■ EXERCISE BRIEF ■
Records follow. Copy every line with "国家药品监督管理局".

━━━━━━

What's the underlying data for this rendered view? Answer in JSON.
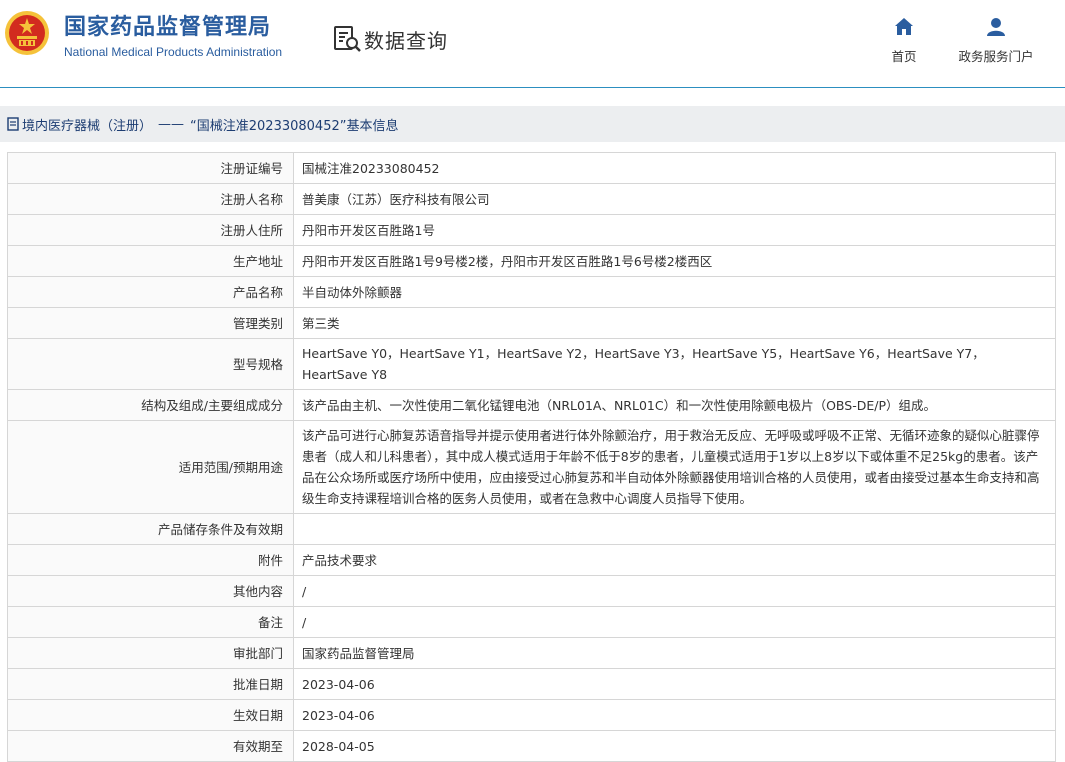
{
  "header": {
    "brand_cn": "国家药品监督管理局",
    "brand_en": "National Medical Products Administration",
    "query_label": "数据查询",
    "nav": [
      {
        "label": "首页",
        "icon": "home-icon"
      },
      {
        "label": "政务服务门户",
        "icon": "user-icon"
      }
    ],
    "colors": {
      "brand": "#2a5d9f",
      "accent": "#2c8fc0",
      "emblem_red": "#d22b1f",
      "emblem_gold": "#f5c23a"
    }
  },
  "breadcrumb": {
    "section": "境内医疗器械（注册）",
    "separator": "——",
    "title": "“国械注准20233080452”基本信息"
  },
  "details": [
    {
      "label": "注册证编号",
      "value": "国械注准20233080452"
    },
    {
      "label": "注册人名称",
      "value": "普美康（江苏）医疗科技有限公司"
    },
    {
      "label": "注册人住所",
      "value": "丹阳市开发区百胜路1号"
    },
    {
      "label": "生产地址",
      "value": "丹阳市开发区百胜路1号9号楼2楼，丹阳市开发区百胜路1号6号楼2楼西区"
    },
    {
      "label": "产品名称",
      "value": "半自动体外除颤器"
    },
    {
      "label": "管理类别",
      "value": "第三类"
    },
    {
      "label": "型号规格",
      "value": "HeartSave Y0，HeartSave Y1，HeartSave Y2，HeartSave Y3，HeartSave Y5，HeartSave Y6，HeartSave Y7，HeartSave Y8"
    },
    {
      "label": "结构及组成/主要组成成分",
      "value": "该产品由主机、一次性使用二氧化锰锂电池（NRL01A、NRL01C）和一次性使用除颤电极片（OBS-DE/P）组成。"
    },
    {
      "label": "适用范围/预期用途",
      "value": "该产品可进行心肺复苏语音指导并提示使用者进行体外除颤治疗，用于救治无反应、无呼吸或呼吸不正常、无循环迹象的疑似心脏骤停患者（成人和儿科患者），其中成人模式适用于年龄不低于8岁的患者，儿童模式适用于1岁以上8岁以下或体重不足25kg的患者。该产品在公众场所或医疗场所中使用，应由接受过心肺复苏和半自动体外除颤器使用培训合格的人员使用，或者由接受过基本生命支持和高级生命支持课程培训合格的医务人员使用，或者在急救中心调度人员指导下使用。"
    },
    {
      "label": "产品储存条件及有效期",
      "value": ""
    },
    {
      "label": "附件",
      "value": "产品技术要求"
    },
    {
      "label": "其他内容",
      "value": "/"
    },
    {
      "label": "备注",
      "value": "/"
    },
    {
      "label": "审批部门",
      "value": "国家药品监督管理局"
    },
    {
      "label": "批准日期",
      "value": "2023-04-06"
    },
    {
      "label": "生效日期",
      "value": "2023-04-06"
    },
    {
      "label": "有效期至",
      "value": "2028-04-05"
    }
  ]
}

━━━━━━

■ WRITTEN SOLUTION ■
    "brand_cn": "国家药品监督管理局",
      "value": "国家药品监督管理局"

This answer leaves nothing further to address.